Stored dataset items
--*--

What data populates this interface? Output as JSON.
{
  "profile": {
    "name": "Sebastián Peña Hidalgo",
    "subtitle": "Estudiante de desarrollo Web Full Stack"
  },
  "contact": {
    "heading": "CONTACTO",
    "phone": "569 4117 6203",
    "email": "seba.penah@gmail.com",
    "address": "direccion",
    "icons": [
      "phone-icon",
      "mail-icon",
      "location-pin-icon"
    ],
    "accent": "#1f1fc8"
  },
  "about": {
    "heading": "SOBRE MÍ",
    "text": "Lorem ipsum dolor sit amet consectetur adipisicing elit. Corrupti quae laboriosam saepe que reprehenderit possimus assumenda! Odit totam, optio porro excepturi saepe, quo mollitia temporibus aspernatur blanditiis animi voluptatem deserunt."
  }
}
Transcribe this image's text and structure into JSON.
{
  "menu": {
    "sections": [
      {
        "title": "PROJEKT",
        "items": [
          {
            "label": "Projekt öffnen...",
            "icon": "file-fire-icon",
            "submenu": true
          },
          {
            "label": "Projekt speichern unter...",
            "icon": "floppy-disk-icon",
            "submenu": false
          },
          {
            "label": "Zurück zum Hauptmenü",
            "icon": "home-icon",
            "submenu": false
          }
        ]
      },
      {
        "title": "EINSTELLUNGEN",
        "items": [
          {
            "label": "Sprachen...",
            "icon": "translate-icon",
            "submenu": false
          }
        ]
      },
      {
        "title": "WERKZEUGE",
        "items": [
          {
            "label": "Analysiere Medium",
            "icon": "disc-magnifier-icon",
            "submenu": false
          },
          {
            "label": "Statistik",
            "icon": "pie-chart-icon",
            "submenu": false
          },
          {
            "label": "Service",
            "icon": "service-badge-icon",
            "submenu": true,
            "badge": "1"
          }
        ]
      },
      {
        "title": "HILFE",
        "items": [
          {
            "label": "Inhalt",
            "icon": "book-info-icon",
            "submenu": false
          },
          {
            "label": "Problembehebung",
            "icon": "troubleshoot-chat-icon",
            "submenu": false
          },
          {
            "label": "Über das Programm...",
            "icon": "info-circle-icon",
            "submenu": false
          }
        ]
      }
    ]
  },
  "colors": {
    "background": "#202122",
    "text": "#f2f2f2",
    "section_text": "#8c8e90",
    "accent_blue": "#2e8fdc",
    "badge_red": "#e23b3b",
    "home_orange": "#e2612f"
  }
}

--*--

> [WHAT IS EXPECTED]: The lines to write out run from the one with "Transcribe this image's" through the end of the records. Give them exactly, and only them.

> [RESPONSE BELOW]:
Transcribe this image's text and structure into JSON.
{
  "menu": {
    "sections": [
      {
        "title": "PROJEKT",
        "items": [
          {
            "label": "Projekt öffnen...",
            "icon": "file-fire-icon",
            "submenu": true
          },
          {
            "label": "Projekt speichern unter...",
            "icon": "floppy-disk-icon",
            "submenu": false
          },
          {
            "label": "Zurück zum Hauptmenü",
            "icon": "home-icon",
            "submenu": false
          }
        ]
      },
      {
        "title": "EINSTELLUNGEN",
        "items": [
          {
            "label": "Sprachen...",
            "icon": "translate-icon",
            "submenu": false
          }
        ]
      },
      {
        "title": "WERKZEUGE",
        "items": [
          {
            "label": "Analysiere Medium",
            "icon": "disc-magnifier-icon",
            "submenu": false
          },
          {
            "label": "Statistik",
            "icon": "pie-chart-icon",
            "submenu": false
          },
          {
            "label": "Service",
            "icon": "service-badge-icon",
            "submenu": true,
            "badge": "1"
          }
        ]
      },
      {
        "title": "HILFE",
        "items": [
          {
            "label": "Inhalt",
            "icon": "book-info-icon",
            "submenu": false
          },
          {
            "label": "Problembehebung",
            "icon": "troubleshoot-chat-icon",
            "submenu": false
          },
          {
            "label": "Über das Programm...",
            "icon": "info-circle-icon",
            "submenu": false
          }
        ]
      }
    ]
  },
  "colors": {
    "background": "#202122",
    "text": "#f2f2f2",
    "section_text": "#8c8e90",
    "accent_blue": "#2e8fdc",
    "badge_red": "#e23b3b",
    "home_orange": "#e2612f"
  }
}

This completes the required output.